Meet Matthew Slipper, “just 18, a founding member of the Paly Entrepreneurs Club, an extracurricular group at [a Palo Alto] high school that sprang into existence last September — the brainchild of about a dozen students committed to inventing the future. …
“While budding moguls in high school clubs like the Future Business Leaders of America invest make-believe money in the stock market or study the principles of accounting, the Entrepreneurs Club members have a distinctly Silicon Valley flavor: they want to create start-ups,” writes Quentin Hardy in the NY Times.
“They have met weekly during the school year to discuss their ventures and ideas, explore matters like money-raising strategies and new markets, and host guest speakers. Once, they held a Skype chat with a software engineer in Sweden who described the intricacies of running an online music business.” More here.
The kids sound incredibly intense, glad to have more time for business when they get their gym requirement out of the way.

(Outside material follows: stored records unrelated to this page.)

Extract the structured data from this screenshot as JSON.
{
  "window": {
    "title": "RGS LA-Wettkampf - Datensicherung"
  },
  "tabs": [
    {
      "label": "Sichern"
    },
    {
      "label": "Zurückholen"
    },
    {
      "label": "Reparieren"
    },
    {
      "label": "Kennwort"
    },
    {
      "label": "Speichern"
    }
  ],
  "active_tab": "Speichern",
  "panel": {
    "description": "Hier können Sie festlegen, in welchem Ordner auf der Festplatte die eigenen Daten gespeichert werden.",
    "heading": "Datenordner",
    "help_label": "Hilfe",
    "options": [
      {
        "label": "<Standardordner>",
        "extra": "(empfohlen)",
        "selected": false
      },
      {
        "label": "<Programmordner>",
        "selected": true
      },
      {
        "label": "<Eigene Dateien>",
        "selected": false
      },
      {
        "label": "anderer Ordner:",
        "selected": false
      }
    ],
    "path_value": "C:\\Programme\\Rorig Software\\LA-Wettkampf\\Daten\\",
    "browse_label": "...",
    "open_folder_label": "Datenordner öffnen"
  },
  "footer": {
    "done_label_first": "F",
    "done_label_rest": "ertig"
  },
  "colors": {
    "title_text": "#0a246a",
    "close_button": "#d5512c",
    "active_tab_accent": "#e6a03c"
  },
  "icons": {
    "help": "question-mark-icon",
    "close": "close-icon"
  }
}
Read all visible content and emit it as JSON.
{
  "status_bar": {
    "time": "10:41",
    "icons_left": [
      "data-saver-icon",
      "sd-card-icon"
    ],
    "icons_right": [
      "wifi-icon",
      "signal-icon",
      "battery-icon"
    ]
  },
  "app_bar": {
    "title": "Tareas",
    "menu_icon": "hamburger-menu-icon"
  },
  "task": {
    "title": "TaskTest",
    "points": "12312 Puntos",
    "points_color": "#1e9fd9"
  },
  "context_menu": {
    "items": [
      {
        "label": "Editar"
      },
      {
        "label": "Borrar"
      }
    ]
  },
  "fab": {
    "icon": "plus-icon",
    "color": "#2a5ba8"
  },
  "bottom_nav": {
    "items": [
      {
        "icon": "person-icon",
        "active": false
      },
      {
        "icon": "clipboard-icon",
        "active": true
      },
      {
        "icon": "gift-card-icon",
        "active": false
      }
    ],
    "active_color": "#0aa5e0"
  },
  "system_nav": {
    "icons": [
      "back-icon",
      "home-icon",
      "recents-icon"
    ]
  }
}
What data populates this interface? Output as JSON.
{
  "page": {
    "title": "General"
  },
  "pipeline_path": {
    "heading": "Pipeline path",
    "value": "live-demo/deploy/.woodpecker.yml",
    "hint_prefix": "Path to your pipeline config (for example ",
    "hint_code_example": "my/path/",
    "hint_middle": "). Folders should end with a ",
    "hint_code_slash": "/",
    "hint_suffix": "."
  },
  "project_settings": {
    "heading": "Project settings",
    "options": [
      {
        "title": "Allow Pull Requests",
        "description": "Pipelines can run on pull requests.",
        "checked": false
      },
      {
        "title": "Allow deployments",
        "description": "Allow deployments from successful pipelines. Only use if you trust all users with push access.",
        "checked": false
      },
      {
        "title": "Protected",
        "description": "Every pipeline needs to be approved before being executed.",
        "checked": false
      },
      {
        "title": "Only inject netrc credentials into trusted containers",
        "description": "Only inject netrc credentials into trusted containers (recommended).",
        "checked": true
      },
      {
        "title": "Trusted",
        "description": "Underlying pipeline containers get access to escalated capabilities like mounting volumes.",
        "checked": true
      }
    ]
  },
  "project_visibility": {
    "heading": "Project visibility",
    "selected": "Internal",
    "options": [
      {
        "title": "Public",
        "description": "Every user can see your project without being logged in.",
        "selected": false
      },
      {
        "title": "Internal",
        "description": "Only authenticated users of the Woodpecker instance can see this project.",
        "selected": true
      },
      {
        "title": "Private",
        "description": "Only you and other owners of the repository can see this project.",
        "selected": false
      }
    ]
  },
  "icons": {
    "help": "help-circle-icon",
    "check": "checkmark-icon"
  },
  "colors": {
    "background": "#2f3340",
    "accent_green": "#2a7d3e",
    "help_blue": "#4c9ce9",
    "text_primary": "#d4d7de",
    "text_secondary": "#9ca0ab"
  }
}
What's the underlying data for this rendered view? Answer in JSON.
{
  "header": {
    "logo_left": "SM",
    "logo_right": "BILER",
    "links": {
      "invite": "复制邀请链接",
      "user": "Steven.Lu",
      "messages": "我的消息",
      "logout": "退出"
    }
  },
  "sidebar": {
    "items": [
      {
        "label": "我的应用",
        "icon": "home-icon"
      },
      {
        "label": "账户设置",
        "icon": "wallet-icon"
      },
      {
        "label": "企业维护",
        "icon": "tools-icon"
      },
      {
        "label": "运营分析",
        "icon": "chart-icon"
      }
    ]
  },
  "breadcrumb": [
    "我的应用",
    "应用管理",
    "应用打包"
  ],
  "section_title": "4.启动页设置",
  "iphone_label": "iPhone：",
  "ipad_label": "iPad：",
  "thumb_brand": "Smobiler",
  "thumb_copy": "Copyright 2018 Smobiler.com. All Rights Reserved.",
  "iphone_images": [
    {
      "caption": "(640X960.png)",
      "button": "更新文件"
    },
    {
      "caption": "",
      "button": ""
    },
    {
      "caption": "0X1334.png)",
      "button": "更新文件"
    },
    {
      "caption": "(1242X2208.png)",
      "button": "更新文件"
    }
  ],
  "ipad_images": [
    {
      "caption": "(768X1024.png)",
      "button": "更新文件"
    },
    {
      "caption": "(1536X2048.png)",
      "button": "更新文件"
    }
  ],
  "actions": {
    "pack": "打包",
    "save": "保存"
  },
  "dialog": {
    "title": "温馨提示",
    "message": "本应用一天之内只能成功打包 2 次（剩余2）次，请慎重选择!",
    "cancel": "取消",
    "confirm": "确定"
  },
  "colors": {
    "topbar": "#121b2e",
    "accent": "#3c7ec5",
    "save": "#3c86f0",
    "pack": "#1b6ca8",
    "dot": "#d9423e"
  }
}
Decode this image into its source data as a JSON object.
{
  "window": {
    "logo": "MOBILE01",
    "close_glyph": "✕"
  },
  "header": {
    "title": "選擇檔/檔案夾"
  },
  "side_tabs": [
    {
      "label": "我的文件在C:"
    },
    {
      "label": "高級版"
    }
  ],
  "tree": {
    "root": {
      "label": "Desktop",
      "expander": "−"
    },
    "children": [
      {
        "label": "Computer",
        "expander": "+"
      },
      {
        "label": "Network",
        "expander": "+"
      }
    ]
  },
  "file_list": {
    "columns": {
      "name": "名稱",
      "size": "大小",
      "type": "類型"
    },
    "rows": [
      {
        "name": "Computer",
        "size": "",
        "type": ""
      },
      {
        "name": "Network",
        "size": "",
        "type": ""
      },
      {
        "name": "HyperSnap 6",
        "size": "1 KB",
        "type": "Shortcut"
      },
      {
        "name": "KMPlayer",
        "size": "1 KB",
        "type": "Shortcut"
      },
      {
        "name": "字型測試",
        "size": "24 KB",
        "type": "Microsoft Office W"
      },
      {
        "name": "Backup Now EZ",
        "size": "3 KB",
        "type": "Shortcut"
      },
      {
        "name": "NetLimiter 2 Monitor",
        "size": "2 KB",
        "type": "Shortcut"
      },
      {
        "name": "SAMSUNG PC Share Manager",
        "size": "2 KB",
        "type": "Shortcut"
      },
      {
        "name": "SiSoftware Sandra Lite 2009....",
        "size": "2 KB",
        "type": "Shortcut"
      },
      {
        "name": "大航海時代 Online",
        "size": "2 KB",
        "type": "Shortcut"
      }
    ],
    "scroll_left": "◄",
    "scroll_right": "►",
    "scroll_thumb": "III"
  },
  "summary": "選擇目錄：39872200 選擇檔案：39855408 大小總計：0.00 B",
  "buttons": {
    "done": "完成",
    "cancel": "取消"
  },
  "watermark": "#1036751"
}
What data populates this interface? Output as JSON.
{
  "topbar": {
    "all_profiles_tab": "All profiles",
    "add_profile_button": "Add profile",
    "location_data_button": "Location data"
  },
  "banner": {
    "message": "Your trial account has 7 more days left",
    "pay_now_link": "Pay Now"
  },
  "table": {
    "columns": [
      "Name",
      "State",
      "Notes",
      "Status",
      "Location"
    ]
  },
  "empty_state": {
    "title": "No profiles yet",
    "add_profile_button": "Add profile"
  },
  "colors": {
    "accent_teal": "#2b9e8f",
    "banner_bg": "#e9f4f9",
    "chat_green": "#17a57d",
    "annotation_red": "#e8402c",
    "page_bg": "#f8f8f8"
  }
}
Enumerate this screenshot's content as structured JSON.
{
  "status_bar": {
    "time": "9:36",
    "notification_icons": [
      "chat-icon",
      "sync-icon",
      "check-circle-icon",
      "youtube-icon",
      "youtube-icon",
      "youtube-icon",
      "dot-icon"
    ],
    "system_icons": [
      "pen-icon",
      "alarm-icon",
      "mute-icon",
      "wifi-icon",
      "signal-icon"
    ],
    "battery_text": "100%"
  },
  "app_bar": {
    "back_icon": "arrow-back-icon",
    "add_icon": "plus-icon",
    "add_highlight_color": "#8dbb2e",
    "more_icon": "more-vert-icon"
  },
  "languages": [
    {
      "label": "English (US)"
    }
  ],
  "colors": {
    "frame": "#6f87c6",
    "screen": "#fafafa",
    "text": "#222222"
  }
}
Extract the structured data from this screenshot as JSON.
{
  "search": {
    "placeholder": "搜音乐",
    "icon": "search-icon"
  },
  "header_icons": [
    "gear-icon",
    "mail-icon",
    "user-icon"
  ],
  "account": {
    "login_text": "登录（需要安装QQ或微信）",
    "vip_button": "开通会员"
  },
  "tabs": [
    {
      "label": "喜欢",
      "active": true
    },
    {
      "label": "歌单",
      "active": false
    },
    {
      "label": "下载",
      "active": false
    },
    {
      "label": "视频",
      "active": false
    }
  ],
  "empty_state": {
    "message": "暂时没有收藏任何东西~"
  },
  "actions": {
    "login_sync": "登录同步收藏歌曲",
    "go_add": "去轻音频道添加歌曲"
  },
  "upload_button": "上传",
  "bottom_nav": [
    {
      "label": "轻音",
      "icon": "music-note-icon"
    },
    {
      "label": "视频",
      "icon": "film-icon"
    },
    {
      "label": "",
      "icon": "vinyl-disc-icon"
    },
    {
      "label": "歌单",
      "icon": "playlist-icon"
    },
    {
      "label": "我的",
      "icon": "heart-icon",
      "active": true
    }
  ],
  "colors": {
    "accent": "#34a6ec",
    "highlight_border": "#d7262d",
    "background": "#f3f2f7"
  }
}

I envision this generation’s counterculture emerging — probably in California, probably soon. With three entrepreneurs in my family, I know starting a business takes a lot of time and energy. Can’t help wondering if high school is too early. Focus is not bad, but by definition it means shutting other things out.
Photograph of Paly Entrepreneurs Club: Peter DaSilva for the NY Times